- There are several good Introduction to Judaism classes in Atlanta that you might consider. Mitch Cohen teaches a class called Judaism 101 on Sunday mornings at our offices -- we'd be happy to put you in touch so you can get on his email list. The JCC also teaches a class called Derekh Torah (The Way of Torah) that offers a wonderful foundation.
- Here are some introductory books we like:
When you feel you have a basic foundation and are ready to begin having individual conversations with a rabbi, please call the office and speak with the rabbi's assistant.
This conversion process is special; each person expresses their spirituality and religious identities differently and our goal is to match your uniqueness with a structure that has integrity and meaning so that your conversion will honor both you as the individual and the community that you may be joining. That said, here is a document to help set your expectations:
Wishing you a wonderful journey of learning!
The Jewish naming ceremony is a way of welcoming a new baby into the world.
The baby naming ceremony is not only an opportunity to celebrate the birth and introduce the child to the community, but it is also a chance for the community to show their support and commitment to the physical and spiritual well being of the child.
It also allows the parents to explain why a particular name was chosen.
Typically, Jewish parents give their baby a secular name as well as a Hebrew name to express their child’s individuality and unique personality while also enforcing the connection to previous generations and their place within the community. It is this name that will be used at his/her Bar/Bat Mitzvah, religious rituals and ceremonies, marriage, and is the one that will ultimately be passed down to future generations.

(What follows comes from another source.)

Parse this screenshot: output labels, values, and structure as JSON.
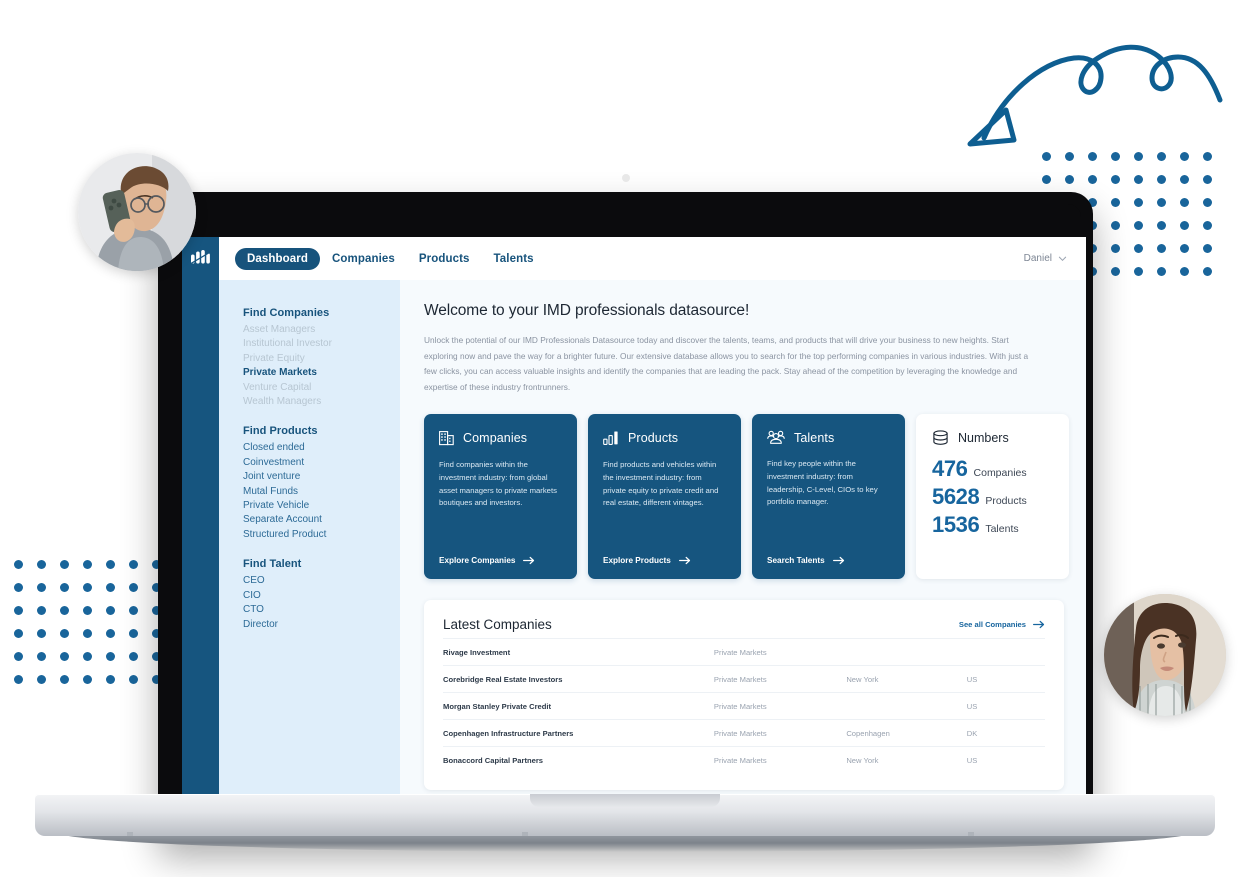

For a baby boy, the naming ceremony is referred to as Bris or Brit Milah and usually takes place at a private home eight days following birth as part of the Jewish Ritual Circumcision Naming Ceremony.
The bris milah is simultaneously a performance of the mitzvah of circumcision and a celebration of the newborn child’s entrance into the divine covenant and the Jewish community. The ceremony welcomes the newborn child into the community and the covenant As the mitzvah is incumbent upon the parents, it is recommended that parents lead as much of the ceremony as they feel comfortable with.
In Jewish tradition, one does not have a bar or bat mitzvah; one becomes a bar or bat mitzvah. Bar/bat mitzvah literally means "son/daughter of the commandment." In becoming bar/bat mitzvah, a Jewish person of at least 13 years of age accepts responsibility for following the mitzvot (commandments) and becomes an adult in the eyes of the Jewish community. In partnership with Rabbi Josh and our learning community, our b’nai mitzvah students and their families work to create a unique and meaningful expression of this rite of passage. The process leading up to the event is the key to making the experience meaningful. The bar/bat mitzvah experience offers not only the child but also the whole family a rewarding journey of growth and study.
Read more about the B'nai Mitzvah Program on our Learning pages.